If you believe Google’s blog post, explaining the shutting down of notebook then its 2009 demise was part of the evolution of Google. Some of notebook’s genes reportedly found their way into Google Docs, Gmail Tasks and SearchWiki, which was to fail less than a year later.
18. Page Creator
It doesn’t exactly require an imaginative leap to figure out what this product was intended for. Page Creator was designed as a simple website creation service. Behind it was the ideal of allowing the average, non-technical user to create their very own, basic site.
In 2008, Page Creator’s services were migrated to Google Sites.
19. Google Labs
While many of the above products emerged from Google’s Labs, so did many of Google’s successes. This is, after all, something which bills itself as “a playground where our more adventurous users can play around with prototypes of some of our wild and crazy ideas and offer feedback directly to the engineers who developed them”.
Google recently announced that they will be shutting down Labs in a reported effort to simplify their products.
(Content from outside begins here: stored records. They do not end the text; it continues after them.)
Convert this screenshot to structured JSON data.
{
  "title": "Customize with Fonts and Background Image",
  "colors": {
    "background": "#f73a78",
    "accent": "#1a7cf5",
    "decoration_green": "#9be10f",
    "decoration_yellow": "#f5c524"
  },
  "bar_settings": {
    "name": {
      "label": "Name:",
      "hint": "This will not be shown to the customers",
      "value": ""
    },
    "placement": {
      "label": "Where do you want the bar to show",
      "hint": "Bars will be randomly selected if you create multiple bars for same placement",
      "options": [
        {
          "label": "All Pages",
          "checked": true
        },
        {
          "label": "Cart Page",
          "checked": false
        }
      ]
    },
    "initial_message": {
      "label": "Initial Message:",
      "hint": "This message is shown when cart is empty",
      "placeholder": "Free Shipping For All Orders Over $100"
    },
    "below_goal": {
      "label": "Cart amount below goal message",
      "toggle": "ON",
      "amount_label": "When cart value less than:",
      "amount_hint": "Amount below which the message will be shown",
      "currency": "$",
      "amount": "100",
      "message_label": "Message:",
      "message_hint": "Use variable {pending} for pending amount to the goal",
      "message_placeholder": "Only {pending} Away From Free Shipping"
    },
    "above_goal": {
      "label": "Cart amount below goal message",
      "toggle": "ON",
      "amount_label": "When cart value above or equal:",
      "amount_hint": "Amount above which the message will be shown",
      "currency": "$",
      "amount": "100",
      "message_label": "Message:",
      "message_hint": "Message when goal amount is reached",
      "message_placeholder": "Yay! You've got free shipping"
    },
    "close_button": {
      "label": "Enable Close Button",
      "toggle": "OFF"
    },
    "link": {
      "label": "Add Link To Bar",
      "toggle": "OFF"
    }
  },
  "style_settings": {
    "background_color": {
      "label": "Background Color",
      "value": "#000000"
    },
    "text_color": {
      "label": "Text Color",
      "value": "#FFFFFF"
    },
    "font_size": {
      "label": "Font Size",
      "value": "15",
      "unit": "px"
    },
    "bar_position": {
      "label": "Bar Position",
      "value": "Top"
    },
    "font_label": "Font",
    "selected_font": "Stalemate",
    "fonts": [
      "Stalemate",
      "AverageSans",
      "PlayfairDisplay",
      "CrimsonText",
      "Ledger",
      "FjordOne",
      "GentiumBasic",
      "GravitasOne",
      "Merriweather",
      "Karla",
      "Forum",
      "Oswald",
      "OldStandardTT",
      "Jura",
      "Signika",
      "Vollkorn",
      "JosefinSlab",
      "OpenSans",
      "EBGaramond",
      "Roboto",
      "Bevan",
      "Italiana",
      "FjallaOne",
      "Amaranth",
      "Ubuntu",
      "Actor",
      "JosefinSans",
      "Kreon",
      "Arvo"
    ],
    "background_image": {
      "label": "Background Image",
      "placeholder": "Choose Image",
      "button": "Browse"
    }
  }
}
In that statement, Senior Vice President for Research and Systems Infrastructure states that Google will “continue to push speed and innovation—the driving forces behind Google Labs—across all our products”.
20. Realtime Search
Realtime allowed users to see real-time updates from the likes of Facebook, Twitter and Quora in their Google search results. In July this year, Google shut Realtime down so quietly you’d swear it was a conspiracy.
All that could be said at the time was Realtime had been shut down on the same day as the product’s deal with Twitter had expired.
Google now say that the shut down is a temporary measure until they figure out how to integrate the service into Google+